**Work request**
Your answer should consist only of the lines from the line containing "Convert this screenshot" through the last line below, each repeated exactly.

**Entries from a dataset of interfaces**
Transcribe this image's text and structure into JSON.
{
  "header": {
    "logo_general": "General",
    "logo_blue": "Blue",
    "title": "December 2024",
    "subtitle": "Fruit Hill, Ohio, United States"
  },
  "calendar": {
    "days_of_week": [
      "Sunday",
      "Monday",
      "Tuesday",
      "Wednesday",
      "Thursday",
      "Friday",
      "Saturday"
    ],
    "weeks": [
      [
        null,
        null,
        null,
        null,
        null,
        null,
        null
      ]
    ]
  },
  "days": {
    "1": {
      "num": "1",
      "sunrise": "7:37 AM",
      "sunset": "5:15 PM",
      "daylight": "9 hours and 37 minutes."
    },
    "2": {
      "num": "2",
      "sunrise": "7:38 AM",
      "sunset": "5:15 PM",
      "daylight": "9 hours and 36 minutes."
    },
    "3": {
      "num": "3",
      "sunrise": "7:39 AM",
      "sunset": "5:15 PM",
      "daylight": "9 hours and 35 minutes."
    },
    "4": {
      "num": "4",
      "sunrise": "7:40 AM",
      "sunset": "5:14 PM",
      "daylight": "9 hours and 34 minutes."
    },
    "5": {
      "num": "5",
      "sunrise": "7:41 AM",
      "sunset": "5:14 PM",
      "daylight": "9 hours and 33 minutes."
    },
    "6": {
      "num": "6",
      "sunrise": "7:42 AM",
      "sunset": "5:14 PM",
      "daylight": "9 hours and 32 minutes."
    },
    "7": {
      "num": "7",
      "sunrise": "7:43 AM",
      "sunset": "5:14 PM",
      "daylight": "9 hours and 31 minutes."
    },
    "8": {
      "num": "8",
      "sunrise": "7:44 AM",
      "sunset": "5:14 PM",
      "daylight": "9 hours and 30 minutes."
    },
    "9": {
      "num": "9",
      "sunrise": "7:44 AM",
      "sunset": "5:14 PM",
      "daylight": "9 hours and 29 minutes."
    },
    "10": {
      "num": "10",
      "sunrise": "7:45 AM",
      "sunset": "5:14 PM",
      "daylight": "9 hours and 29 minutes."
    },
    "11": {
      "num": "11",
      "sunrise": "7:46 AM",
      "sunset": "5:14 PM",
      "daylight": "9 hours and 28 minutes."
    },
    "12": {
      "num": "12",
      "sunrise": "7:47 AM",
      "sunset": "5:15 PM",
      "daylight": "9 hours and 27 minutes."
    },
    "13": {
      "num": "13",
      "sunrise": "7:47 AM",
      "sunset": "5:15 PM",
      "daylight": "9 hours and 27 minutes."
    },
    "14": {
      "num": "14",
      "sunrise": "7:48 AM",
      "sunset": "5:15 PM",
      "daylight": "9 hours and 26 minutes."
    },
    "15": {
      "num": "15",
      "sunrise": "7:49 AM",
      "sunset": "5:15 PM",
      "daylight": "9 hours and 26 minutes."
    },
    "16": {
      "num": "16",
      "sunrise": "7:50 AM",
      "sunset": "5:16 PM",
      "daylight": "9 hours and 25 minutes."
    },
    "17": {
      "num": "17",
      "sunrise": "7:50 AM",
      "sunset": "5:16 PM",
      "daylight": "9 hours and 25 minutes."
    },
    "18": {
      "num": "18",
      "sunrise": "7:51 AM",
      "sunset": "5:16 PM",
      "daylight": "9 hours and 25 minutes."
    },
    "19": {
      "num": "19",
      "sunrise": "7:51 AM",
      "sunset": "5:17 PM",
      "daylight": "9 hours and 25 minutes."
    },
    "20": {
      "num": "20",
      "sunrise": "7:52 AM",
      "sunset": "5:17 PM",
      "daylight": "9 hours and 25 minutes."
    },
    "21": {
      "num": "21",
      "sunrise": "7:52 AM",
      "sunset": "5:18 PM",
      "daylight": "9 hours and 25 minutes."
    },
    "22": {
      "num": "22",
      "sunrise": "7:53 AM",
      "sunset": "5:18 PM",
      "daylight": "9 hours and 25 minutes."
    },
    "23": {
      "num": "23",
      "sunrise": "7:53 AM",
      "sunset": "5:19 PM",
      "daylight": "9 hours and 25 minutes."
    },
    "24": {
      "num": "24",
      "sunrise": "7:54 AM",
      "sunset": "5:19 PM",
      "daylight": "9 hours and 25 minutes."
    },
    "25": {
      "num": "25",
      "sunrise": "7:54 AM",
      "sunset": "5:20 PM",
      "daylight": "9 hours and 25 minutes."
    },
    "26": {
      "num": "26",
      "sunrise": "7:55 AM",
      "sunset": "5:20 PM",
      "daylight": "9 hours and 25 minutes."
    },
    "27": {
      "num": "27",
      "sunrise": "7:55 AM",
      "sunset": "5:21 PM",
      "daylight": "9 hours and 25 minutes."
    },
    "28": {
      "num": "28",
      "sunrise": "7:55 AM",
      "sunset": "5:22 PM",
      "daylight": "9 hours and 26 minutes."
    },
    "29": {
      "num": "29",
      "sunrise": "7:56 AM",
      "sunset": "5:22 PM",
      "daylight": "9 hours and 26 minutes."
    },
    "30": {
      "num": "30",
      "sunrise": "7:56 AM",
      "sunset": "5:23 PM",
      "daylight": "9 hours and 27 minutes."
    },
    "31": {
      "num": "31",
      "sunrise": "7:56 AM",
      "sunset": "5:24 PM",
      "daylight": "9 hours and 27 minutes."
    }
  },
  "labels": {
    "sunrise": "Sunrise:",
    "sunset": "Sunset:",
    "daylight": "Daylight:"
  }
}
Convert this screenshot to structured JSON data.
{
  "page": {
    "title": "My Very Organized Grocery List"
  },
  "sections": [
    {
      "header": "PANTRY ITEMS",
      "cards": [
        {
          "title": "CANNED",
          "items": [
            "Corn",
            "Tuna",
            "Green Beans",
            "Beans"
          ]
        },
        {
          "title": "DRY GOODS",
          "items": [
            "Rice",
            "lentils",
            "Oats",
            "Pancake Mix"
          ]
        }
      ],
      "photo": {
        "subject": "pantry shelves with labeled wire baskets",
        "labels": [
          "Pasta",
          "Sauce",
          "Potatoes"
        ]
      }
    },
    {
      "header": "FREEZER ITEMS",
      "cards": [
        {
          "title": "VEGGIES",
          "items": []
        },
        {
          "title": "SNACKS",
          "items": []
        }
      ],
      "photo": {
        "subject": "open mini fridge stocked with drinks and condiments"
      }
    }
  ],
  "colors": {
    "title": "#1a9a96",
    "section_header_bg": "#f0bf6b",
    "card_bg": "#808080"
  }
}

**Exercise result**
Convert this screenshot to structured JSON data.
{
  "page": {
    "title": "My Very Organized Grocery List"
  },
  "sections": [
    {
      "header": "PANTRY ITEMS",
      "cards": [
        {
          "title": "CANNED",
          "items": [
            "Corn",
            "Tuna",
            "Green Beans",
            "Beans"
          ]
        },
        {
          "title": "DRY GOODS",
          "items": [
            "Rice",
            "lentils",
            "Oats",
            "Pancake Mix"
          ]
        }
      ],
      "photo": {
        "subject": "pantry shelves with labeled wire baskets",
        "labels": [
          "Pasta",
          "Sauce",
          "Potatoes"
        ]
      }
    },
    {
      "header": "FREEZER ITEMS",
      "cards": [
        {
          "title": "VEGGIES",
          "items": []
        },
        {
          "title": "SNACKS",
          "items": []
        }
      ],
      "photo": {
        "subject": "open mini fridge stocked with drinks and condiments"
      }
    }
  ],
  "colors": {
    "title": "#1a9a96",
    "section_header_bg": "#f0bf6b",
    "card_bg": "#808080"
  }
}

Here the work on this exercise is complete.